Having had a C100 for a month or two now, this is a really useful review. I’d considered hiring a Ninja for a couple of days to test but you’ve done it for me. Thing I’m wondering about now is best options for mounting a Ninja.
I’ve used external monitors on DSLRs and found them quite unwieldy – indeed, I broke the HDMI input on my 5D by knocking the connector. I see that Redrock have a cage but it looks like you lose the audio. Be interested to hear if you have any thoughts?
Hi Antony. I don’t think mounting the ninja is a huge problem, whether it be on an arm or on rails behind the camera it’s very light and compact. As you rightly say the bigger issue is the cable, especially if working in areas with potential snags and tight spaces. I probably won’t use the Ninja in those instances, If I need a better codec I’ll stick to the C300 but if I needed to then I’d be looking for right angle connectors, thin HDMI cables and cable management to minimise the risk of a cable getting pulled.

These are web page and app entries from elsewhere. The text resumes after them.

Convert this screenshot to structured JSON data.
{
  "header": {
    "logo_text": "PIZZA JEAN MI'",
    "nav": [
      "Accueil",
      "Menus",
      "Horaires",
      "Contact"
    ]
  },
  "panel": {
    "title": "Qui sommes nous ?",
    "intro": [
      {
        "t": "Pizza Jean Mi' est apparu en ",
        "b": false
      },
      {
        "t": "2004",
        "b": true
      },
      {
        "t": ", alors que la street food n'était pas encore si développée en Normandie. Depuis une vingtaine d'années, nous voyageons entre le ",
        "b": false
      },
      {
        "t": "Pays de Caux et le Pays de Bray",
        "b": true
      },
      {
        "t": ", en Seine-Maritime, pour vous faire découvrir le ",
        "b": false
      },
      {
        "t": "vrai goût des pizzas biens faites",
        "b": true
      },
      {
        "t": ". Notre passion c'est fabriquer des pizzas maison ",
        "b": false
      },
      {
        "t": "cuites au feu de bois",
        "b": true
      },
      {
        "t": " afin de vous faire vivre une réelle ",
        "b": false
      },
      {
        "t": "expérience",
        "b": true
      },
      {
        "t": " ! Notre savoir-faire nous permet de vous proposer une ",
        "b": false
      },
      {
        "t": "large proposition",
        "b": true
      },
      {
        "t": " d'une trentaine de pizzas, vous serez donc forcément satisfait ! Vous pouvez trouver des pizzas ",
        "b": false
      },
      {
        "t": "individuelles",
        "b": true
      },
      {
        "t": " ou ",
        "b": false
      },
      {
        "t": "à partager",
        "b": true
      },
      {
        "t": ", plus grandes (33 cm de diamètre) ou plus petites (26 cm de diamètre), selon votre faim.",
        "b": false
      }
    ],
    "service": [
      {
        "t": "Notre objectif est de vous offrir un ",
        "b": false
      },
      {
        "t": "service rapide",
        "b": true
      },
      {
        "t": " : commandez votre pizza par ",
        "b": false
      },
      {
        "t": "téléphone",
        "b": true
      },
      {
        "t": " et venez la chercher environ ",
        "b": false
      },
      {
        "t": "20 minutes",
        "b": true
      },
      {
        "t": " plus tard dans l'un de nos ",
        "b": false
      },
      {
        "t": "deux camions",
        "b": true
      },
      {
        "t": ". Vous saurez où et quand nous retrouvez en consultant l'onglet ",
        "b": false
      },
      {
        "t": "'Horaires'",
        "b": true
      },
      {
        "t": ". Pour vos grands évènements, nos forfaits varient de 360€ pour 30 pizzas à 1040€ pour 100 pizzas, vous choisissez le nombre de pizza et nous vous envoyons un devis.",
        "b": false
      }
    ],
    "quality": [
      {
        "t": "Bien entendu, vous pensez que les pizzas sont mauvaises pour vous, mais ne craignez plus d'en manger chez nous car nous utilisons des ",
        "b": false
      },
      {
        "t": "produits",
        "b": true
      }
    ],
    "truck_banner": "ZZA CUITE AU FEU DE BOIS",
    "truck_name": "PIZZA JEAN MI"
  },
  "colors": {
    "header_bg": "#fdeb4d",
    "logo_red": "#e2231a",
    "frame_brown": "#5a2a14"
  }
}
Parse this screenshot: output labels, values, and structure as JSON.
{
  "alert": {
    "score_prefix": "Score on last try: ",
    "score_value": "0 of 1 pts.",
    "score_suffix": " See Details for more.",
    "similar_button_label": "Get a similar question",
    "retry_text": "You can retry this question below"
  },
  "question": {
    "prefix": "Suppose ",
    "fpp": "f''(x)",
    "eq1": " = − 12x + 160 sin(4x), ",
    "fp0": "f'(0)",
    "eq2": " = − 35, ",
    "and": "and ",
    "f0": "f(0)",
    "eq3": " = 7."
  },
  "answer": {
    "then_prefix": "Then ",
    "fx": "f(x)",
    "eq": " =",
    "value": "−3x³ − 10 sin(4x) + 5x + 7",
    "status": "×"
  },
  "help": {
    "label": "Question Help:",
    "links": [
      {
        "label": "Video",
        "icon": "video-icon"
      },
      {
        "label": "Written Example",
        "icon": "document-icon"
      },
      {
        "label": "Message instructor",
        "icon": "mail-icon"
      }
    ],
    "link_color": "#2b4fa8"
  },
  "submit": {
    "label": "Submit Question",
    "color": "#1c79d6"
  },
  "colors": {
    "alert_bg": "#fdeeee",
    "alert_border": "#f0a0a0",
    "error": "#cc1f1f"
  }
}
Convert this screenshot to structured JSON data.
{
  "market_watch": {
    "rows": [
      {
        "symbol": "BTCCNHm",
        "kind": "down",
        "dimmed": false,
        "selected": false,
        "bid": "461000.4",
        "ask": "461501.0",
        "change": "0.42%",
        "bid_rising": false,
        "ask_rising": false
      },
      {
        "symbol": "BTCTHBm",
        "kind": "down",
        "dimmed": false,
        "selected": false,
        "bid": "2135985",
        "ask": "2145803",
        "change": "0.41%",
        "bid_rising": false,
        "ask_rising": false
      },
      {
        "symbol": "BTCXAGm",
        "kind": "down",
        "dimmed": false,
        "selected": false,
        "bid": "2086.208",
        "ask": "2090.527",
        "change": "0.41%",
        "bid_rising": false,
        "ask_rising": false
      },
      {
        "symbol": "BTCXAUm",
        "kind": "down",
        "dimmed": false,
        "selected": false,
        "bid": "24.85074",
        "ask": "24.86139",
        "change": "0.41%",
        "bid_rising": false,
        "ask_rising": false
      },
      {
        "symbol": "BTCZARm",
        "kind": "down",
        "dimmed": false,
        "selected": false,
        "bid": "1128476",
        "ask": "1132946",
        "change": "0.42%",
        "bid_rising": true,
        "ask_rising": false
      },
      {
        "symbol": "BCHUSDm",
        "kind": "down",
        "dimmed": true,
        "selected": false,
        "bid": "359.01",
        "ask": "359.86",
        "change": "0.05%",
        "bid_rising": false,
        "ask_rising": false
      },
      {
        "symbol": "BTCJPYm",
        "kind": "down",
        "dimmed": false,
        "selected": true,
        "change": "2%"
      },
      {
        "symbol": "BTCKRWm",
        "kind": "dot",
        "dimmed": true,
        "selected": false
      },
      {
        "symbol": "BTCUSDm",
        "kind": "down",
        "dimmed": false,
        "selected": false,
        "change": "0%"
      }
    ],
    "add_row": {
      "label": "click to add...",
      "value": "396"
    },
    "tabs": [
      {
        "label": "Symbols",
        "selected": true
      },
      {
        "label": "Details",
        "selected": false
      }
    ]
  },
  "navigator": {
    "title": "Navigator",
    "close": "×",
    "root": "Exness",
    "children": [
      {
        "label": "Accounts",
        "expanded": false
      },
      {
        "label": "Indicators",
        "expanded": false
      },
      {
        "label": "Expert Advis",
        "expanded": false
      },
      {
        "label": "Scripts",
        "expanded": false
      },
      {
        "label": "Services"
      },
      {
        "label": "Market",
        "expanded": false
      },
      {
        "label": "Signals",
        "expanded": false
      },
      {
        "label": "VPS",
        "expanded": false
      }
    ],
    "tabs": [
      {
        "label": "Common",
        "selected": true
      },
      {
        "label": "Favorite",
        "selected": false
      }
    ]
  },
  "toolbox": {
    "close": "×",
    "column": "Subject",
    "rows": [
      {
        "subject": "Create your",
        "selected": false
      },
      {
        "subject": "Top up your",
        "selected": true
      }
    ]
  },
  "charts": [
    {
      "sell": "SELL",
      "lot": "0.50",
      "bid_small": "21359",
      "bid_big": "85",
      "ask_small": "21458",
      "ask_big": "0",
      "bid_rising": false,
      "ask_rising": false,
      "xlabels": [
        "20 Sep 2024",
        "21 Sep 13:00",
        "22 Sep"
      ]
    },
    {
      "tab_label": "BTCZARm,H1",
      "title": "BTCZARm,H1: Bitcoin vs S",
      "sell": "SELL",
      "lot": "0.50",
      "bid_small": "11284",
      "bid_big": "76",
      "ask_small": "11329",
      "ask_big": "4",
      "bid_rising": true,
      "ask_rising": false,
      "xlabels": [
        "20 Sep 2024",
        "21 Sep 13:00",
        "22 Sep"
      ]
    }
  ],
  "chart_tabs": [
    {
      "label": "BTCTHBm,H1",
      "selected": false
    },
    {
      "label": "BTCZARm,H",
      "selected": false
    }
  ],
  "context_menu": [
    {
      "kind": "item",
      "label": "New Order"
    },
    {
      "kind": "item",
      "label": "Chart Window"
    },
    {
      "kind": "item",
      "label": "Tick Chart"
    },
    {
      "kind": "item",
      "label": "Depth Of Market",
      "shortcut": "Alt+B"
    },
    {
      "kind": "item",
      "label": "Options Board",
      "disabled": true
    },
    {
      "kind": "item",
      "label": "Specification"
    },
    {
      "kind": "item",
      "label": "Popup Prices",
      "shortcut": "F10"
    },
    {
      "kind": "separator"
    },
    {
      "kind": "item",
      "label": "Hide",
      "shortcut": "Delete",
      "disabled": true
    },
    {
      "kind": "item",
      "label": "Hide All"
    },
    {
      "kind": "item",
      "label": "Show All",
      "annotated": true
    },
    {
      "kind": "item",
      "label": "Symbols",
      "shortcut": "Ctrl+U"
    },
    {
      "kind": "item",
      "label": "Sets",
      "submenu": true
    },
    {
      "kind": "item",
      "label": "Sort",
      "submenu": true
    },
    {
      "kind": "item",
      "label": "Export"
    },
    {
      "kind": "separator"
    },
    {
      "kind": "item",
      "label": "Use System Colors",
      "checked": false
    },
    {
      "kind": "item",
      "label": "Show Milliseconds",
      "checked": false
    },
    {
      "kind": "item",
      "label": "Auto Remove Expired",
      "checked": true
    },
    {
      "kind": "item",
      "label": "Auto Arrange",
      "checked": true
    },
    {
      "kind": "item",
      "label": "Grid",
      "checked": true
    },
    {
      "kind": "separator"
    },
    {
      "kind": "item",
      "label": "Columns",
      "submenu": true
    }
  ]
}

Excellent review. have you tried the Ninja with HDMI from a DSLR yet?
Interested to here your thoughts if you have. i have a Sony a77 and would be interested in getting a Ninja depending on the results
Just answered my own question, a77 doesnt have clean HDMI :(
Thanks for the great post!
Any chance you can post a 10 sec clip? I see a minor difference in the stills but wonder if you can really see it at 24 frames a second?
The files are too large for me to upload I’m afraid, but yes you can definitely see the difference, in fact it’s more obvious while playing back as the macro blocking can be quite jumpy.
Interesting article Paul. I’m looking forward to seeing how this compares with the C300. I’d also be interested to see how this works with something like a Nikon D800 and whether that could wield similar results.
I’ll be testing it against the C300 tomorrow Jon in a typical 2 cam interview so will post back with the results. I don’t have access to the D800 to test but yes that would be interesting.
Great Thanks! I have a Ninja2 as well. I agree, works nicely with the C100. What’s your view on working with the internal AVCHD codec for web posting or for use with DVDs?
That’s an interesting one because after encoding down to something like H.264 the advantage from the Ninja is somewhat wasted. I guess it depends on your mindset, for me I’m still happier in the knowledge that the macro blocking and compression artefacts are added in the export phase and are not present in my source material regardless of end use. I have used the AVCHD for web videos and would happily do so again though, the results are not terrible, just not as good as they could be.
Thanks again Paul! Good stuff. It’ll be interesting to see how the C100 evolves with future firmware updates, etc. BEst!!